According to information contained in court documents, the actions taken today were the result of an investigation related to a $40 million ponzi scheme operated by bank customer Keith Franklin Simmons for two and a half years almost entirely through an account at the bank. Simmons was convicted of securities fraud, wire fraud and money laundering following a jury trial in Charlotte in December 2010 and is being detained pending sentencing. At sentencing, he faces a maximum prison sentence of 80 years.
From April 2007 until September 2009, Simmons deposited more than $35 million in investor funds into one account with the bank and withdrew over the same time span more than $35 million from the same account. According to court documents, the bank failed to detect and report the suspicious transactions, as required by the Bank Secrecy Act, due to deficiencies in its anti-money laundering program. The bank did not file any SAR on Simmons during this time period, despite the hundreds of suspicious transactions that took place over those two and a half years.
In addition, according to the court documents, the bank’s records also showed that Simmons diverted more than $2 million to other accounts with the bank that he controlled to operate his other businesses; diverted nearly $800,000 in cash withdrawals, gift cards and transfers to his personal account with the bank; and diverted numerous payments to support his luxurious lifestyle including payments for private jets, vehicles and gifts.
Under the Bank Secrecy Act, banks are required to establish, implement and maintain programs designed to detect and report suspicious activity indicative of money laundering and other financial crimes, such as investment fraud schemes. A bank is required to file a SAR when it detects known or suspected money laundering activity or a federal crime.
The case was prosecuted by Assistant U.S. Attorneys Kurt Meyers and Mark Odulio of the U.S. Attorney’s Office for the Western District of North Carolina and Trial Attorney Michael Mosier with the Asset Forfeiture and Money Laundering Section in the Justice Department’s Criminal Division. This case was jointly investigated by the FBI’s Charlotte Division and IRS-Criminal Investigation.
These actions are part of efforts underway by President Barack Obama’s Financial Fraud Enforcement Task Force. President Obama established the interagency task force to wage an aggressive, coordinated and proactive effort to investigate and prosecute financial crimes. The task force includes representatives from a broad range of federal agencies, regulatory authorities, inspectors general and state and local law enforcement who, working together, bring to bear a powerful array of criminal and civil enforcement resources.
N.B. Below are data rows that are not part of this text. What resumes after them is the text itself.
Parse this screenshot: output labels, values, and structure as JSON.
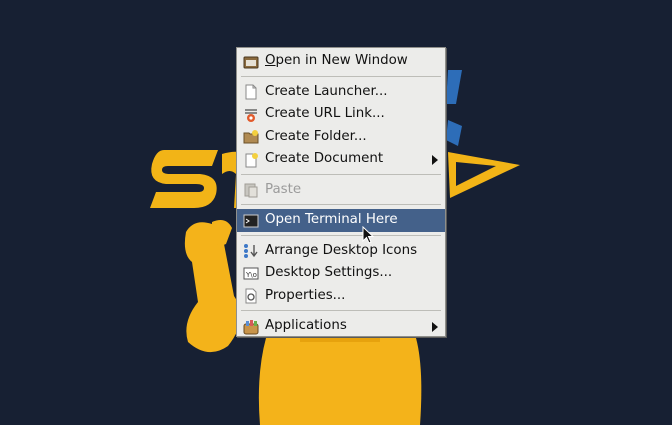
{
  "menu": {
    "items": [
      {
        "label": "Open in New Window",
        "icon": "folder-window-icon"
      },
      {
        "label": "Create Launcher...",
        "icon": "document-icon"
      },
      {
        "label": "Create URL Link...",
        "icon": "url-link-icon"
      },
      {
        "label": "Create Folder...",
        "icon": "folder-icon"
      },
      {
        "label": "Create Document",
        "icon": "new-document-icon",
        "submenu": true
      },
      {
        "label": "Paste",
        "icon": "paste-icon",
        "disabled": true
      },
      {
        "label": "Open Terminal Here",
        "icon": "terminal-icon",
        "highlighted": true
      },
      {
        "label": "Arrange Desktop Icons",
        "icon": "arrange-icons-icon"
      },
      {
        "label": "Desktop Settings...",
        "icon": "desktop-settings-icon"
      },
      {
        "label": "Properties...",
        "icon": "properties-icon"
      },
      {
        "label": "Applications",
        "icon": "applications-icon",
        "submenu": true
      }
    ]
  },
  "colors": {
    "desktop_bg": "#172033",
    "menu_bg": "#ececea",
    "highlight": "#44618a",
    "mascot_yellow": "#f4b31a"
  }
}
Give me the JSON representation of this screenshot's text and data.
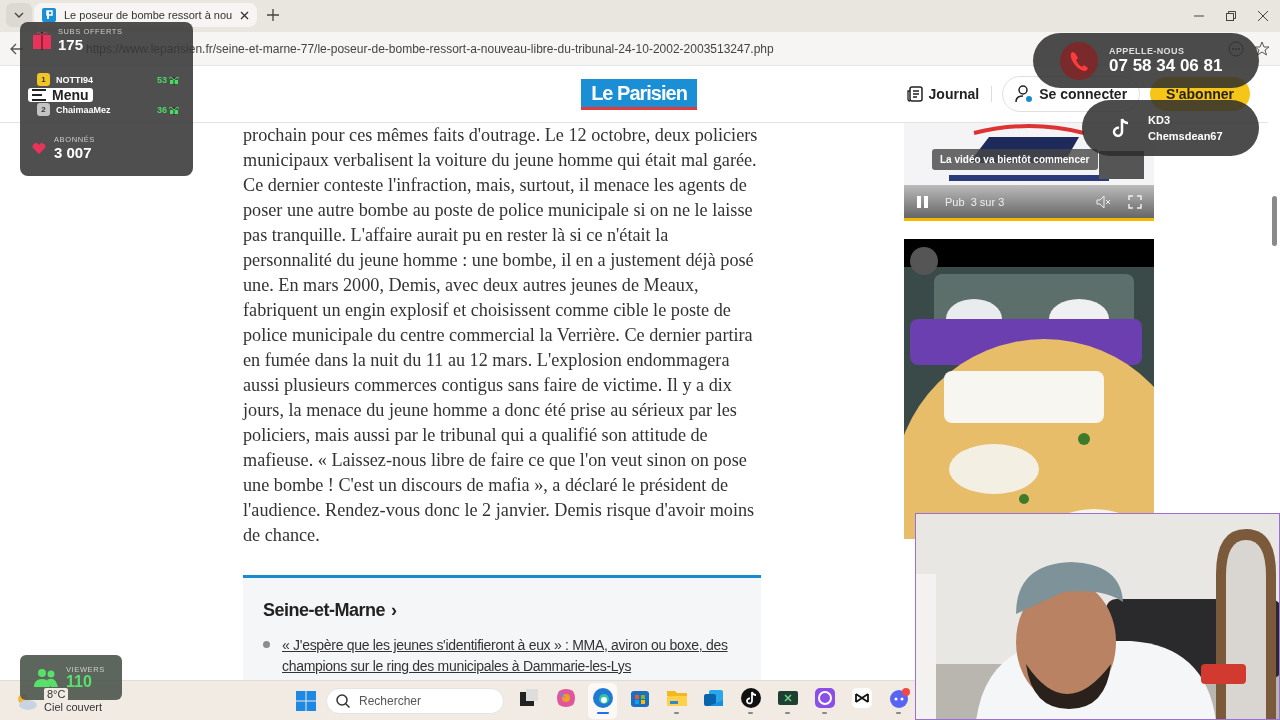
{
  "browser": {
    "tab": {
      "title": "Le poseur de bombe ressort à nou",
      "selected": true
    },
    "url": "https://www.leparisien.fr/seine-et-marne-77/le-poseur-de-bombe-ressort-a-nouveau-libre-du-tribunal-24-10-2002-2003513247.php"
  },
  "site_header": {
    "menu_label": "Menu",
    "logo": "Le Parisien",
    "journal": "Journal",
    "login": "Se connecter",
    "subscribe": "S'abonner"
  },
  "article": {
    "paragraph": "prochain pour ces mêmes faits d'outrage. Le 12 octobre, deux policiers municipaux verbalisent la voiture du jeune homme qui était mal garée. Ce dernier conteste l'infraction, mais, surtout, il menace les agents de poser une autre bombe au poste de police municipale si on ne le laisse pas tranquille. L'affaire aurait pu en rester là si ce n'était la personnalité du jeune homme : une bombe, il en a justement déjà posé une. En mars 2000, Demis, avec deux autres jeunes de Meaux, fabriquent un engin explosif et choisissent comme cible le poste de police municipale du centre commercial la Verrière. Ce dernier partira en fumée dans la nuit du 11 au 12 mars. L'explosion endommagera aussi plusieurs commerces contigus sans faire de victime. Il y a dix jours, la menace du jeune homme a donc été prise au sérieux par les policiers, mais aussi par le tribunal qui a qualifié son attitude de mafieuse. « Laissez-nous libre de faire ce que l'on veut sinon on pose une bombe ! C'est un discours de mafia », a déclaré le président de l'audience. Rendez-vous donc le 2 janvier. Demis risque d'avoir moins de chance."
  },
  "related": {
    "heading": "Seine-et-Marne",
    "arrow": "›",
    "items": [
      {
        "text": "« J'espère que les jeunes s'identifieront à eux » : MMA, aviron ou boxe, des champions sur le ring des municipales à Dammarie-les-Lys"
      }
    ]
  },
  "ads": {
    "video": {
      "status": "La vidéo va bientôt commencer",
      "counter": "Pub  3 sur 3",
      "paused": false
    }
  },
  "taskbar": {
    "weather": {
      "temperature": "8°C",
      "condition": "Ciel couvert"
    },
    "search_placeholder": "Rechercher",
    "apps": [
      {
        "kind": "taskview",
        "open": false,
        "selected": false
      },
      {
        "kind": "copilot",
        "open": false,
        "selected": false
      },
      {
        "kind": "edge",
        "open": true,
        "selected": true
      },
      {
        "kind": "store",
        "open": false,
        "selected": false
      },
      {
        "kind": "folder",
        "open": true,
        "selected": false
      },
      {
        "kind": "mail",
        "open": false,
        "selected": false
      },
      {
        "kind": "tiktok",
        "open": true,
        "selected": false
      },
      {
        "kind": "terminal",
        "open": true,
        "selected": false
      },
      {
        "kind": "circle",
        "open": true,
        "selected": false
      },
      {
        "kind": "capcut",
        "open": false,
        "selected": false
      },
      {
        "kind": "chat",
        "open": true,
        "selected": false
      }
    ]
  },
  "overlays": {
    "subs": {
      "label": "SUBS OFFERTS",
      "count": "175",
      "top": [
        {
          "rank": "1",
          "name": "NOTTI94",
          "gifts": "53",
          "color": "#f2c526"
        },
        {
          "rank": "2",
          "name": "ChaimaaMez",
          "gifts": "36",
          "color": "#c4c4c4"
        }
      ],
      "followers_label": "ABONNÉS",
      "followers": "3 007"
    },
    "viewers": {
      "label": "VIEWERS",
      "count": "110"
    },
    "call": {
      "label": "APPELLE-NOUS",
      "phone": "07 58 34 06 81"
    },
    "tiktok": {
      "line1": "KD3",
      "line2": "Chemsdean67"
    }
  }
}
The task force is working to improve efforts across the federal executive branch, and with state and local partners, to investigate and prosecute significant financial crimes, ensure just and effective punishment for those who perpetrate financial crimes, combat discrimination in the lending and financial markets, and recover proceeds for victims of financial crimes. For more information about the task force visit: www.stopfraud.gov.